During his junior season, Crockett was suspended for a violation of team rules — a sign that he wasn’t fully mature. He also missed a significant time with mononucleosis, appearing in only 19 of 33 games last season.

However, Crockett said there was a catalyst that caused him to realize that he needed to grow up — the birth of his son. Crockett’s son is now two years old and he said being a father has given him a new perspective.

“That can mature you a lot,” Crockett said. “It took me from a boy to a man. It taught me to not take advantage of anything because something can be taken away from you as quick as something can be given to you. My son was given to me and that clicked.”

DePaul head coach Oliver Purnell has noticed Crockett’s maturity. One of Purnell’s main points of emphasis with a team is senior leadership and he’s gone to Crockett for that.

“I think he’s definitely playing like a senior,” Purnell said. “Crockett does say things, but he’s more of a quiet leader. He sets by example. When he does say things, people listen.”

The communication between Crockett and Purnell is there as well.

“I met with coach before practice, and he told me that everybody follows me on defense,” Crockett said. “If I’m playing hard on defense, everybody is playing hard on defense.”

Crockett’s success, however, circles back to his health. On offense, Crockett is now able to slash to the rim and open up shooters on the inside. With three other players averaging double figures, Crockett said that it’s a benefit to have so many shooters on the same team.

“It’s crucial because they have to guard everyone on the defensive end,” Crockett said. “When we go down and play defense, then we can come back quickly and play offense, and they have to guard us. It’s real hard to play us.”

In. his final season, Crockett said he wants to make a mark with the rest of his teammates. At 3-1 in the Big East, Crockett is now seeing a culture of success that he hasn’t seen through his four years.

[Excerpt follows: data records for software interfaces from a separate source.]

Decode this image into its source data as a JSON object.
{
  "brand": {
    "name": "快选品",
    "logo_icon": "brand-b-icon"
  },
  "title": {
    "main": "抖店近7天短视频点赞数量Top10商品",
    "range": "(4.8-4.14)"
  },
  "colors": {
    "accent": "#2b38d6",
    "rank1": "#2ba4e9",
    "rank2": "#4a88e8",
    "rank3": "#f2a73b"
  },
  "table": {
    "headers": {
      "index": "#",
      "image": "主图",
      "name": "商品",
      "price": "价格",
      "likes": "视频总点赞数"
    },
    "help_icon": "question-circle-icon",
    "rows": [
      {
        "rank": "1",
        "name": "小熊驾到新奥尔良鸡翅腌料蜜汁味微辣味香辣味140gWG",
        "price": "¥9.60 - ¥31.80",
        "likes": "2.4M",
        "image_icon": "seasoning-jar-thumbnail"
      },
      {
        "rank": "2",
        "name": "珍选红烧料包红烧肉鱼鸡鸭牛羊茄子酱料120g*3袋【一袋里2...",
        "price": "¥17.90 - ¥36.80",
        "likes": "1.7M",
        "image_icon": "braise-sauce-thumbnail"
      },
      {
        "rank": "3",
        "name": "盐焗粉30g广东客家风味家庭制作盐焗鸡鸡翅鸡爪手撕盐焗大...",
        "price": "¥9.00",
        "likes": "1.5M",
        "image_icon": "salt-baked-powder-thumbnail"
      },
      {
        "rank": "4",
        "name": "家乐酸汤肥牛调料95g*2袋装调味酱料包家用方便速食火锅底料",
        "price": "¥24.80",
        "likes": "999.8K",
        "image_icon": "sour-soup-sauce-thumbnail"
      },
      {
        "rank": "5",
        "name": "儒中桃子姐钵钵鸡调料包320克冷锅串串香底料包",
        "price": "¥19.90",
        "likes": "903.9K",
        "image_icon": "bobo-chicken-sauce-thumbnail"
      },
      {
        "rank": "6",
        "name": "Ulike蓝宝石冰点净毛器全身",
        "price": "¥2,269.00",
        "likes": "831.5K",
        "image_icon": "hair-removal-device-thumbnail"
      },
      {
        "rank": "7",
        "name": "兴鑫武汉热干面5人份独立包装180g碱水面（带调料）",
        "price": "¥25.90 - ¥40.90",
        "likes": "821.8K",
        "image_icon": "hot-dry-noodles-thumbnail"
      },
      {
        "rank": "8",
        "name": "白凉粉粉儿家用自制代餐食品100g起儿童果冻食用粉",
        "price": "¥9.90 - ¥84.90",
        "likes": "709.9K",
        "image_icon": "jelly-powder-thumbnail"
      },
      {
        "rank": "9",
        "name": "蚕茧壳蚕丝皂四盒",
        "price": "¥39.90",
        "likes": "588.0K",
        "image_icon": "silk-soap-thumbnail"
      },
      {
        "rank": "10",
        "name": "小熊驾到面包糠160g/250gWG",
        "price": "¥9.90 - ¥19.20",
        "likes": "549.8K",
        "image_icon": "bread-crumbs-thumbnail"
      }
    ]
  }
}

“It feels great right now,” Crockett said. “But we can either be satisfied or keep winning.”